Young Scholars Workshop: Germans and Jews in Eastern Europe
From the late Middle Ages up until the Second World War, German and Jewish population groups constituted a formative economic and cultural element in many regions of Eastern Europe. In the shadow of the holocaust, the role of both groups as imperial or post-imperial minorities and their temporary entanglement as well as historical parallels received not the attention they deserved. Newer studies, mainly informed by paradigms of cultural research, tried to abandon the problematic bi-polar juxtaposition of minority and majority. Instead, researchers took greater account of the constant and daily negotiation of coexistence in Eastern Europe and put more emphasis on the manifold experiences of people in the most various orders.
The young-scholars-conference to be announced here is welcoming contributions concerning the settlement of the fertile black soil regions in the Russian Empire since the reign of Catherine the Great and other related subjects like internal colonization understood in the perspective of shared history or intertwined history or histoire croisée. Similarities and historical parallels concerning Germans and Jews were noticeable not only in the Tsarist Empire. After the end of the First World War German and Jewish politicians from Eastern Europe cooperated in the course of the
Congress of European Nationalities to assert that respect be accorded to minority rights they had been assured of in the Paris Peace Conference. Independent Poland after 1918 accommodated significant Jewish and German minorities that had a political, cultural, and economic life of their own. In the early Soviet Union the cultural autonomy of Jews and Germans was promoted – albeit under the banner of communism. In 1924, a Volga German Republic was established while the territorial component of cultural independence in the case of the Jews was realized only at the beginning of the 1930s in Birobidshan, in the Soviet Far East.
The genocide of the Soviet Jews committed by the German occupying forces as well as several waves of deportations that affected among others the population of the formerly autonomous regions of the Volga Germans put the historical role of Germans and Jews in the Russian realm to a sudden end.

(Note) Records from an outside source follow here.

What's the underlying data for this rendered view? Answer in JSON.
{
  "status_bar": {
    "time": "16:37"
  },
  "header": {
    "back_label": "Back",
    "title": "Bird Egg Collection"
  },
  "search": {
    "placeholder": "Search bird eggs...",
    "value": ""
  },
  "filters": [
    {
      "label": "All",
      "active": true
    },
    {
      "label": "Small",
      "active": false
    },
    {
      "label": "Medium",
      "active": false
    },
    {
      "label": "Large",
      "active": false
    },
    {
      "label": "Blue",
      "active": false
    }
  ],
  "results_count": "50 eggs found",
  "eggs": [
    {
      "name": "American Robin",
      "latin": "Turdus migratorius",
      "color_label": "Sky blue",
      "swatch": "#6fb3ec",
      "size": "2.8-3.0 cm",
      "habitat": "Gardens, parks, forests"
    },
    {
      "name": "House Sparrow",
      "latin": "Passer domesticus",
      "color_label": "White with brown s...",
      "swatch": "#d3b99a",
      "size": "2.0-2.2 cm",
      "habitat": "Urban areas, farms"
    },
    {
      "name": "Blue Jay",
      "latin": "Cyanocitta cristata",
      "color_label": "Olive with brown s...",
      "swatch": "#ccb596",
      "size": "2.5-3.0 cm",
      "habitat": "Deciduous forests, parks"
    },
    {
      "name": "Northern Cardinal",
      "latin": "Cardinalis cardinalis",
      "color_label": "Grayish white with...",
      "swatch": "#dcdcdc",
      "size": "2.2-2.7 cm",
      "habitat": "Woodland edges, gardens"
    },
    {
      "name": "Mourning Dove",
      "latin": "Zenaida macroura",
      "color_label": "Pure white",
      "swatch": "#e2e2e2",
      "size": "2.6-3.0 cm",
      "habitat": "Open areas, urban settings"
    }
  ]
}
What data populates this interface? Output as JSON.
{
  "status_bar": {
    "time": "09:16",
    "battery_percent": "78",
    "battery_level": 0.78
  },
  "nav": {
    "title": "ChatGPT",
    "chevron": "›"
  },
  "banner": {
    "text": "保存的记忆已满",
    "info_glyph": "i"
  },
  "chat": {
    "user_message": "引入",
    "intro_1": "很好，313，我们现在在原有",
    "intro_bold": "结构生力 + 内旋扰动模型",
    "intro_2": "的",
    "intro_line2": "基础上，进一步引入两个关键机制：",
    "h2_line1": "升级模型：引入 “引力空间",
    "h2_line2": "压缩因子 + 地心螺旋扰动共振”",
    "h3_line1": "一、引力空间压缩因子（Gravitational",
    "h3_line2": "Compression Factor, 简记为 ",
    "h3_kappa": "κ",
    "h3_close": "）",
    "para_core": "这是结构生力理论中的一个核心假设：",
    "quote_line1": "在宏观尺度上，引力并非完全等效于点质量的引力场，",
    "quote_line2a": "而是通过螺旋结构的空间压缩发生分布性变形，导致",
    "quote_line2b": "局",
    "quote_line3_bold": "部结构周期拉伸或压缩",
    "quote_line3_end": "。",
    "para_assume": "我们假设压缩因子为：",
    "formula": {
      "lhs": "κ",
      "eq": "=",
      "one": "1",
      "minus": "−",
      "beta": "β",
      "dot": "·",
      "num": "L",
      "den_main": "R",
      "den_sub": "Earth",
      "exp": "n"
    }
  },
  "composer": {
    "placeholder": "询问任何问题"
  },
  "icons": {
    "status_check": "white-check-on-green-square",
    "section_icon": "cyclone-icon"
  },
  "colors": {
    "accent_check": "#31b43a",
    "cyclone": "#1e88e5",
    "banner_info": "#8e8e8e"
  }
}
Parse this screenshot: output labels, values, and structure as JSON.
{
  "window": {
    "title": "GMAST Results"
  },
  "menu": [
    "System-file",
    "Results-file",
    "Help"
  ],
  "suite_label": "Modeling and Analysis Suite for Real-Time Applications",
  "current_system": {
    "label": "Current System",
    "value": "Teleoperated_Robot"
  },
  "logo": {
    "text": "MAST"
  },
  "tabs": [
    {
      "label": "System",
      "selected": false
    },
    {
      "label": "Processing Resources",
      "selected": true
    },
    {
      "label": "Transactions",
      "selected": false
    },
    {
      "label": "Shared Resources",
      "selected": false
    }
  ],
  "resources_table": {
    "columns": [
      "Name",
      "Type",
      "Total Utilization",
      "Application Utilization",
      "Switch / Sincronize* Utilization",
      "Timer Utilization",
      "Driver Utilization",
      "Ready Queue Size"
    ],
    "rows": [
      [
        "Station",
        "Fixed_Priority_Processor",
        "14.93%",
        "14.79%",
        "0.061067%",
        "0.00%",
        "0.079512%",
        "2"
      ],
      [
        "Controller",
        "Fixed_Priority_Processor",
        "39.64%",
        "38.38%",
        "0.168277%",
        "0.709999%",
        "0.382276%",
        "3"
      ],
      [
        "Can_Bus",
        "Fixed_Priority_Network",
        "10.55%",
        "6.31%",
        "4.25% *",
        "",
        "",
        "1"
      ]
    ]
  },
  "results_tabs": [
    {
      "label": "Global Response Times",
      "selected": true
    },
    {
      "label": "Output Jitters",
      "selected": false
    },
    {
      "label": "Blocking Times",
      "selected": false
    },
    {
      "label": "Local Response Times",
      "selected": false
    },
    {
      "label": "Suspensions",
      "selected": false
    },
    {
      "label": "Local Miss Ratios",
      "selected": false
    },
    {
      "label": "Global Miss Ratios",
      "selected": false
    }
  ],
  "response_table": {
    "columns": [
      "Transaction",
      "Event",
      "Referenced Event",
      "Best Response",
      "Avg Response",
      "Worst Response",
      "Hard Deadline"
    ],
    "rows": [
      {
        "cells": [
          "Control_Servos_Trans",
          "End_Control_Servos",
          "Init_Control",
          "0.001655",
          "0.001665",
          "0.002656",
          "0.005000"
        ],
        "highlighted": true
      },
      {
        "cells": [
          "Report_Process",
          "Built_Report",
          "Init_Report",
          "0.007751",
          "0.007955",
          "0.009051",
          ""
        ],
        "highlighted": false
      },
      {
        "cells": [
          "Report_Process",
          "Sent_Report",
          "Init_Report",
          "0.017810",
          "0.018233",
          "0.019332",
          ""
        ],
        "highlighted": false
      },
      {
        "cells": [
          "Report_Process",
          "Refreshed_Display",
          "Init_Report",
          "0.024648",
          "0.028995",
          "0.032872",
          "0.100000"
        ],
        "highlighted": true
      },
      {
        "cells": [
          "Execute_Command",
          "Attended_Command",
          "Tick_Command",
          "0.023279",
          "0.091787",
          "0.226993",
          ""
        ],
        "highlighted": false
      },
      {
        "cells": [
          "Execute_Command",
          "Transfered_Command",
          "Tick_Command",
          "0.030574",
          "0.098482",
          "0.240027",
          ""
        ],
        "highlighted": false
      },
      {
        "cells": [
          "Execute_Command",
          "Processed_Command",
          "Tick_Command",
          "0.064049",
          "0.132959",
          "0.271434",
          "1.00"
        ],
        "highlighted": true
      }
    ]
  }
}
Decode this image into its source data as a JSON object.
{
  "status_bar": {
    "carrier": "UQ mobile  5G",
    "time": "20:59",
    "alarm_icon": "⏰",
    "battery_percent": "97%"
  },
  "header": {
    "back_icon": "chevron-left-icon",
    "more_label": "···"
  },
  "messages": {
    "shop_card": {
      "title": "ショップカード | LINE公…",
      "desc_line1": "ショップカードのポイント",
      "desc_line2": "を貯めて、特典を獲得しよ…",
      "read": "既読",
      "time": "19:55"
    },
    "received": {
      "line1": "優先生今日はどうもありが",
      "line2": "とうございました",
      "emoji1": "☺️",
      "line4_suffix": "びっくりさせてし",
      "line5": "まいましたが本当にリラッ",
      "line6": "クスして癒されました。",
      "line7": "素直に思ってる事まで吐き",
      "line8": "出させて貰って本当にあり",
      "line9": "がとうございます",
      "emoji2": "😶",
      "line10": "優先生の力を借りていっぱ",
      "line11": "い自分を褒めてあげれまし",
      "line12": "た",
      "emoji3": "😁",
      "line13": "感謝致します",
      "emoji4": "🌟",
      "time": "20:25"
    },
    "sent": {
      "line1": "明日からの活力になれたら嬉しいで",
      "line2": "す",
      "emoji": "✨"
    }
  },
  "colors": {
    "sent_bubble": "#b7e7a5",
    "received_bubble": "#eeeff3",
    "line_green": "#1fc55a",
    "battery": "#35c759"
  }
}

This was also true for Central Europe and South-East Europe from where a considerable part of the German population fled, was expelled, or deported. In the light of these events, it becomes clear that not only the beginnings of the history of Germans and Jews in
Eastern Europe, in the form of the . . .